The Roustabouts return to live theatre by presenting Christopher Durang’s For Whom the Southern Belle Tolls at Moxie Theatre. While the title selection is hilarious, the other three short plays that comprise the evening are a mixed bag.
Mr. Durang made his reputation writing short plays, much of the time satirical. I recall seeing his most famous early work, Sister Mary Ignatius Explains It All For You, which was paired with another short play, The Actor’s Nightmare. The nightmare was familiar: an actor who had no idea what play he was in and what role he was playing had to improvise, to his dismay. Sister Mary featured a nun who was teaching young people about Catholicism, from a pre-Vatican II viewpoint. It was outrageous and featured a murder committed in the name of sending the deceased directly to heaven.
Would that any of the four plays in For Whom the Southern Belle Tolls had proved to be as outrageous, but then the fault is more the author’s than the performers.
Actually, had they included two more plays, one titled A Stye of The Eye and the other titled Mrs. Sorken, the company would have needed to call the evening, Druang/Durang, which is what the six-play version was titled in its New York run. That omission allowed the centerpiece of the evening to be not only the evening’s title but its strongest play.
Given the title, one would think that Ernest Hemmingway’s For Whom the Bell Tolls might have been referenced (if it was I missed it). Instead, the parody focused a different familiar work: Tennessee Williams’ The Glass Menagerie. In the Durang version, an introverted boy (Omri Schein) collects glass swizzle sticks, to hilarious effect, while his brother, Tom (Walter Murray), keeps trying to escape to the movies and the boy’s mother (Wendy Wadell) acts long-suffering, if not actually “belle-ish.”. It takes only a small amount of knowledge of the Williams play to “get” Southern Belle, but that small amount is enough to provoke laughter ranging from chuckles to at least one guffaw, if not more.
The other play that worked well was titled “Business Lunch at the Russian Tea Room.” Here, Chris (Mr. Murray) is entertaining truly awful film ideas from a producer (Wendy Maples) while Chris’ agent (Mr. Schein, dressed to look like the iconic Hollywood superagent, Sue Mengers) tries to minimize the awfulness. Chris gets to remain above the fray as the ideas get wackier and wackier.
The two plays that work less well were “Wanda’s Visit” and “Nina in the Morning.” “Wanda’s Visit” finds a former high school flame (Ms. Maples) descending on a couple (Ms. Wadell and Mr. Murray) whose marriage needs a lift but not in the way that the former flame has in mind. “Nina in the Morning,” the curtain-raiser, not only gets the evening off to a poor start, especially if one is unaware that there are four plays on the bill, but it’s by far the weakest effort, downright confusing to say the least.

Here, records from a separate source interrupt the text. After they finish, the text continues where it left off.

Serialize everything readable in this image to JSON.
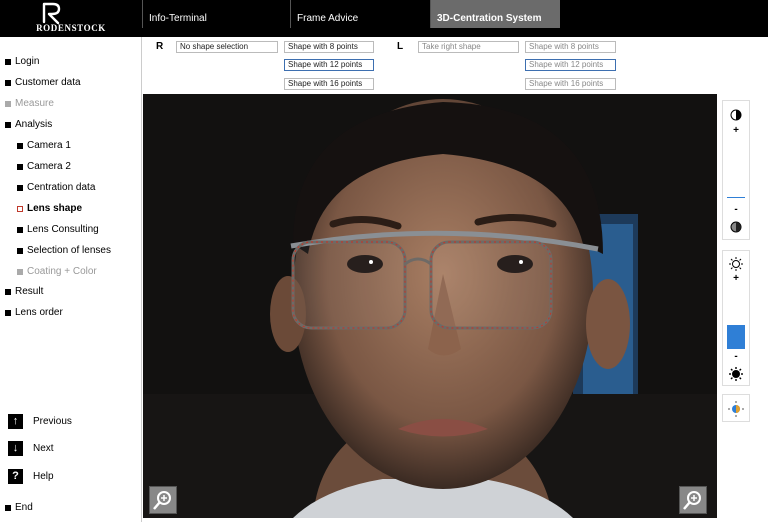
{
  "app": {
    "brand": "RODENSTOCK",
    "tabs": [
      {
        "label": "Info-Terminal"
      },
      {
        "label": "Frame Advice"
      },
      {
        "label": "3D-Centration System"
      }
    ]
  },
  "sidebar": {
    "items": [
      {
        "label": "Login"
      },
      {
        "label": "Customer data"
      },
      {
        "label": "Measure"
      },
      {
        "label": "Analysis"
      },
      {
        "label": "Camera 1"
      },
      {
        "label": "Camera 2"
      },
      {
        "label": "Centration data"
      },
      {
        "label": "Lens shape"
      },
      {
        "label": "Lens Consulting"
      },
      {
        "label": "Selection of lenses"
      },
      {
        "label": "Coating + Color"
      },
      {
        "label": "Result"
      },
      {
        "label": "Lens order"
      }
    ],
    "actions": {
      "previous": "Previous",
      "next": "Next",
      "help": "Help",
      "end": "End"
    }
  },
  "shape_selection": {
    "right": {
      "side_label": "R",
      "current": "No shape selection",
      "options": [
        "Shape with 8 points",
        "Shape with 12 points",
        "Shape with 16 points"
      ]
    },
    "left": {
      "side_label": "L",
      "current": "Take right shape",
      "options": [
        "Shape with 8 points",
        "Shape with 12 points",
        "Shape with 16 points"
      ]
    }
  },
  "right_panel": {
    "contrast_plus": "+",
    "contrast_minus": "-",
    "brightness_plus": "+",
    "brightness_minus": "-",
    "brightness_level": 0.4
  },
  "colors": {
    "accent_blue": "#2f7fd6",
    "shape_outline": "#c0392b",
    "active_tab": "#6b6b6b"
  }
}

Alyssa Kane’s scenic and properties design is the show’s strongest technical element: her pealed wallpaper at the upper corners provides endless opportunities for guessing who is pictured there. Renetta Lloyd and Roslyn Lehman’s costumes are most memorable when they trend toward the gaudy. Jon Fredette’s sound design includes musical interludes between the plays. Chloe Oliana M. Clark’s lighting design did not call attention to itself, which is a compliment, not a criticism. Phil Johnson’s direction focused on helping the cast mine the humor in each play.
The company has one additional mainstage production on tap, Rona Munro’s Iron, scheduled for next June. It also has a history of popping up with one-night-only readings between productions. The troupe attracts solid acting talent. I hope that a full-length play will provide an opportunity to produce a more coherent evening than this one proved to be.
Performs at MOXIE Theatre, 6663 El Cajon Blvd., Suite N, San Diego 92115, Thursdays – Saturdays at 8PM; Saturdays at 2pm & Sundays at 2PM, through December 4. Parking is available on the street, as well as in the lot for the shopping center where the theatre is located (there is also parking available at the rear of the building). COVID precautions apply and are checked; audience members must wear masks throughout the performance. The run time is approximately 90 minutes. Other credits: Stage Manager: Zack King, Line Producer: Ron Christopher Jones, Assistant Costume Design/Head Wardrobe: Maggie Allen.